- If you are getting less than 80% playable clarinet or saxophone reeds from the boxes you are currently buying, buy different ones.
- Be realistic about strengths. If you are only getting 2-3 good reeds out of a box, you aren’t just being “choosy.” You are probably playing on reeds that are too resistant, and those 2-3 are the softer ones. Let go of the nonsensical old myth that better players play stiffer reeds. If you are getting less than 80% “good” reeds from a box, try moving down (or, in rarer cases, up) a half strength.
- Update your shopping list. There are many, many available reed options! Clarinet and saxophone players used to be stuck with the few brands available at nearby music stores. Now there are more brands, shipped anywhere in the world, probably for cheaper than buying at your local store. Don’t let a misplaced sense of brand loyalty or tradition keep you putting good money into bad reeds.
- Skip the sandpaper, mostly. If you are buying reeds that actually work for you, you won’t have to do more than a few minutes’ worth of adjustment over the reed’s useful lifetime. The available variety of cuts and profiles is staggering. And modern reed companies can shape reed vamps with very good consistency and accuracy.

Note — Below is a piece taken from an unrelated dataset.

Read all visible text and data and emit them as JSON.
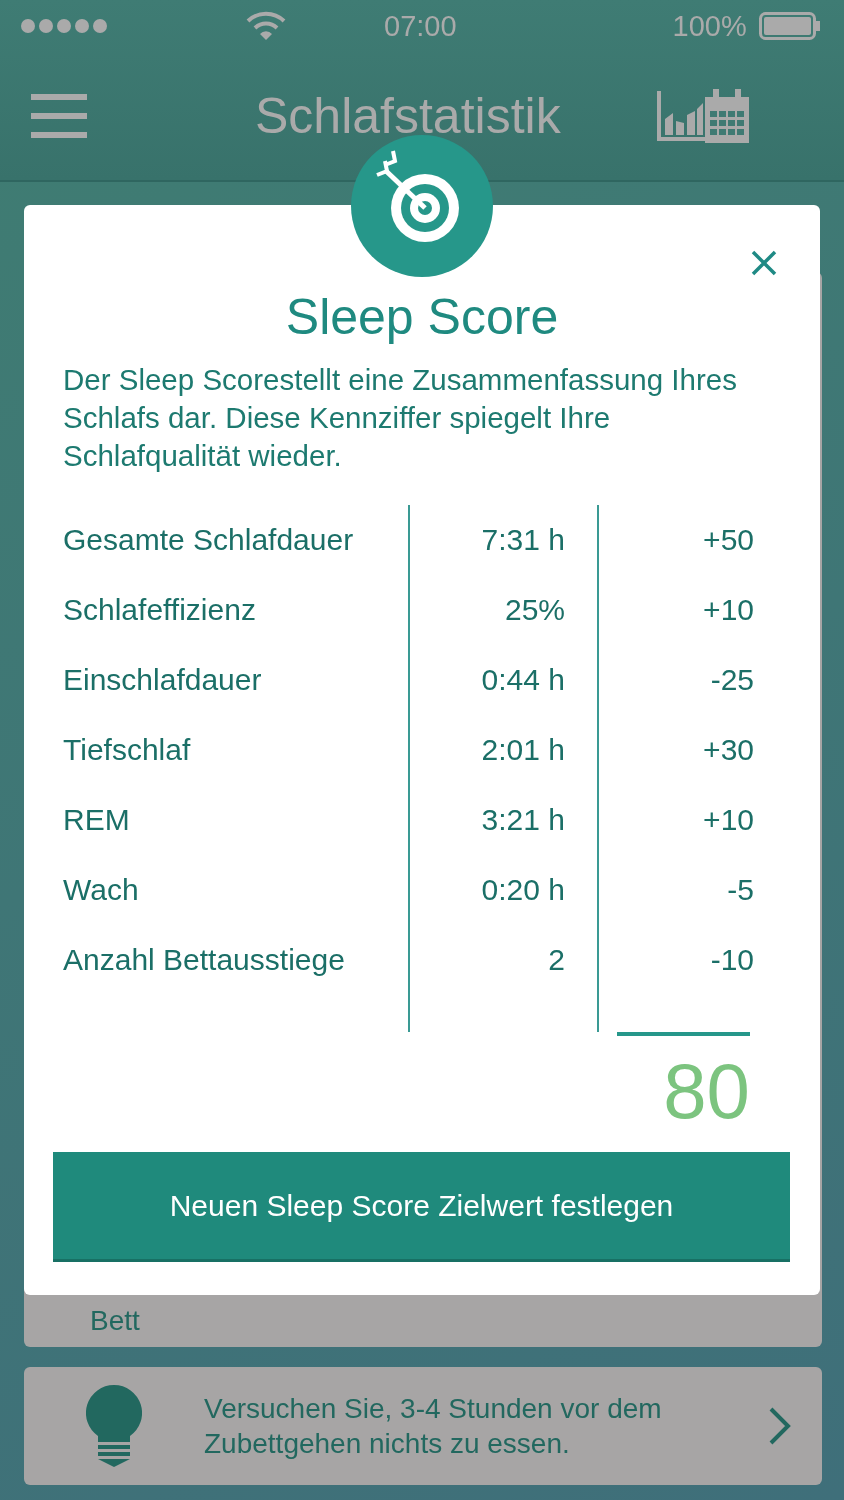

A brand that genuinely makes clarinet or saxophone reeds with less than 80% success doesn’t deserve your repeat business. But there’s a strong chance you have simply mismatched the reeds to your mouthpiece and playing requirements. Keep searching!